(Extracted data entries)

+ + + +

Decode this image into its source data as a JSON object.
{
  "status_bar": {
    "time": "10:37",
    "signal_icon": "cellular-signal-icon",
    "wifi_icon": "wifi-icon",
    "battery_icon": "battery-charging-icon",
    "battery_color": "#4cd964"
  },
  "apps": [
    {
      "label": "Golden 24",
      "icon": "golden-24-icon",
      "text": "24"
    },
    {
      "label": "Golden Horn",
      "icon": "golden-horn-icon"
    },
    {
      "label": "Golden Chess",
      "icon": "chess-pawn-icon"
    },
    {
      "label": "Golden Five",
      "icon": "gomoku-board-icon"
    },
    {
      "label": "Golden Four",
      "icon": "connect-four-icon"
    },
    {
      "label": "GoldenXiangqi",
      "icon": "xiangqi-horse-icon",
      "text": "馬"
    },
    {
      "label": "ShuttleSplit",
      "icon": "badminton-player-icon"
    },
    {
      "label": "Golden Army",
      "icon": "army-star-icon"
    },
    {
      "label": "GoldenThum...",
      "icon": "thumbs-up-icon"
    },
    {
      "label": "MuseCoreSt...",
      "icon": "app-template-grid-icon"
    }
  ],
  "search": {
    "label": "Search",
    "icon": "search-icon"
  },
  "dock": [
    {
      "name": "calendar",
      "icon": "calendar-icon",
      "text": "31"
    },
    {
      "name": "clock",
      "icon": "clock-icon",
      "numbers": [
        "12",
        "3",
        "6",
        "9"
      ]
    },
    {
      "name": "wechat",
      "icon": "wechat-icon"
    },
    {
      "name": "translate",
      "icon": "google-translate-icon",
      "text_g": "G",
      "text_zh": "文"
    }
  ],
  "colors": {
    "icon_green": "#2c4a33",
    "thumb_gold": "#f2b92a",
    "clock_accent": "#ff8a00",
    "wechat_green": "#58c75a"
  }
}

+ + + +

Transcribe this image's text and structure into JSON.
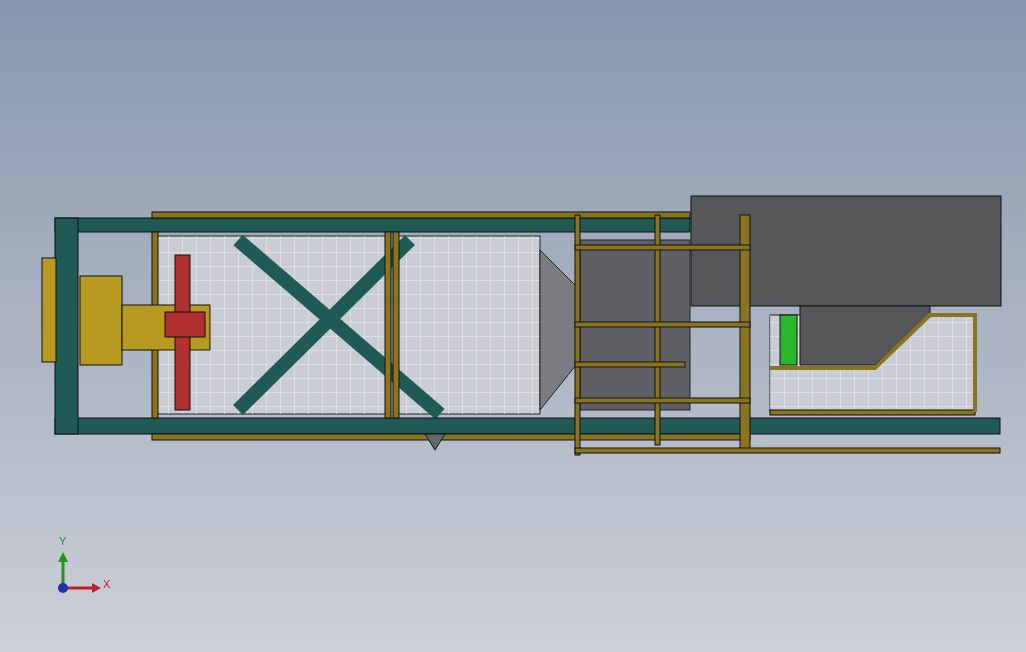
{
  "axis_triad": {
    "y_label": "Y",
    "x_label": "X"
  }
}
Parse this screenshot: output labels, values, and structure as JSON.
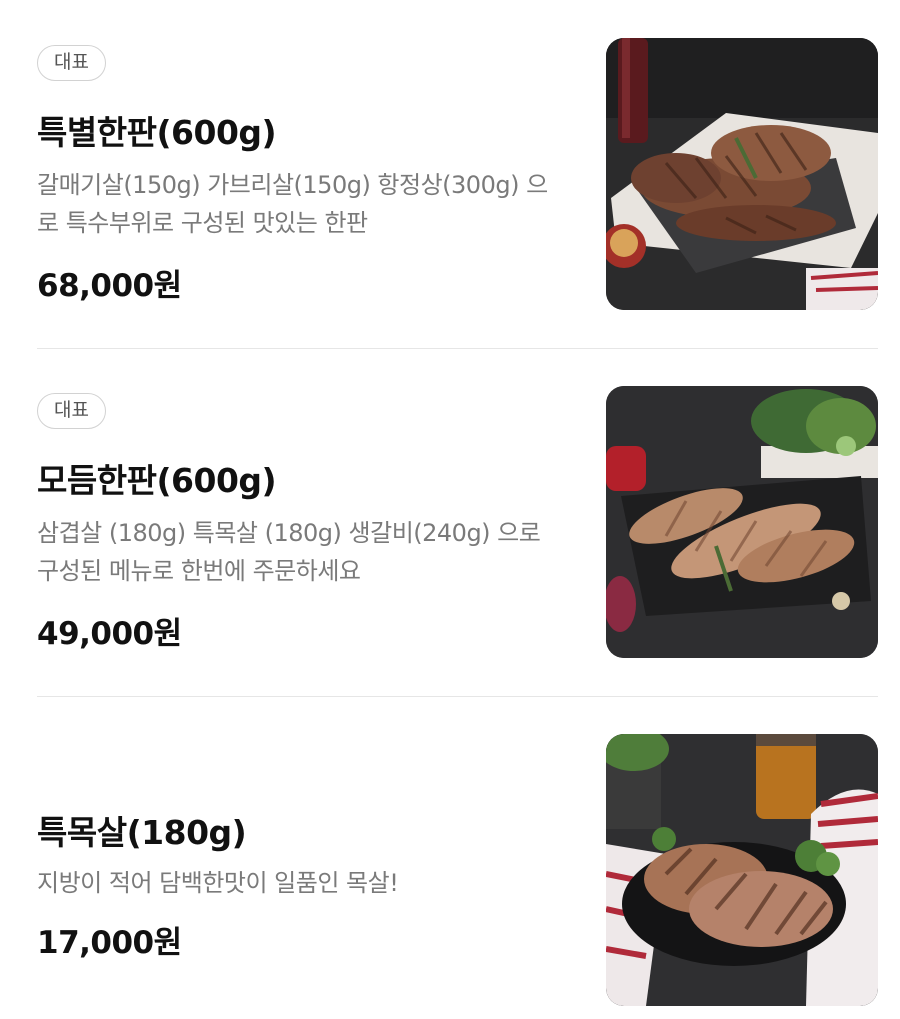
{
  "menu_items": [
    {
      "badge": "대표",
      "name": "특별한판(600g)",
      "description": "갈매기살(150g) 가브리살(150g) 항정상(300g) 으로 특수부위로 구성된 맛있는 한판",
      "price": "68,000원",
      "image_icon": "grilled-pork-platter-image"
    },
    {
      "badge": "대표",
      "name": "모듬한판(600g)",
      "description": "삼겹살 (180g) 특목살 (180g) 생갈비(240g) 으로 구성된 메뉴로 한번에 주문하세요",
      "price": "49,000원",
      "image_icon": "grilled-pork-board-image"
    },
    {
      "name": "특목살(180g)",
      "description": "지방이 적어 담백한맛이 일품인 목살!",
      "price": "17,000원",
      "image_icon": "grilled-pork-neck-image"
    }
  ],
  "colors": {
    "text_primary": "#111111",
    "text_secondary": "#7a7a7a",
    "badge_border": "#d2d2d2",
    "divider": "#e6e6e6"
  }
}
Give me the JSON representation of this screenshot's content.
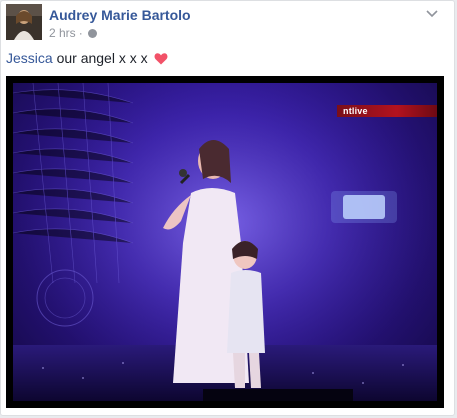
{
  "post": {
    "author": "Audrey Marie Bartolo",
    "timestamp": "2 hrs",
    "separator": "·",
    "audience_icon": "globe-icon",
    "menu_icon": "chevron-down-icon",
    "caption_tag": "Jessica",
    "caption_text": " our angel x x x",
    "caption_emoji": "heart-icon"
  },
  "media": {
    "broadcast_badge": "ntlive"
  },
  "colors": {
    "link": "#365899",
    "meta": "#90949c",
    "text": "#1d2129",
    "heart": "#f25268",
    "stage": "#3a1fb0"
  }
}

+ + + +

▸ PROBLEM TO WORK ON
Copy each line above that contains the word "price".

▸ OUTPUT OF THE EXERCISE
      "price": "68,000원",
      "price": "49,000원",
      "price": "17,000원",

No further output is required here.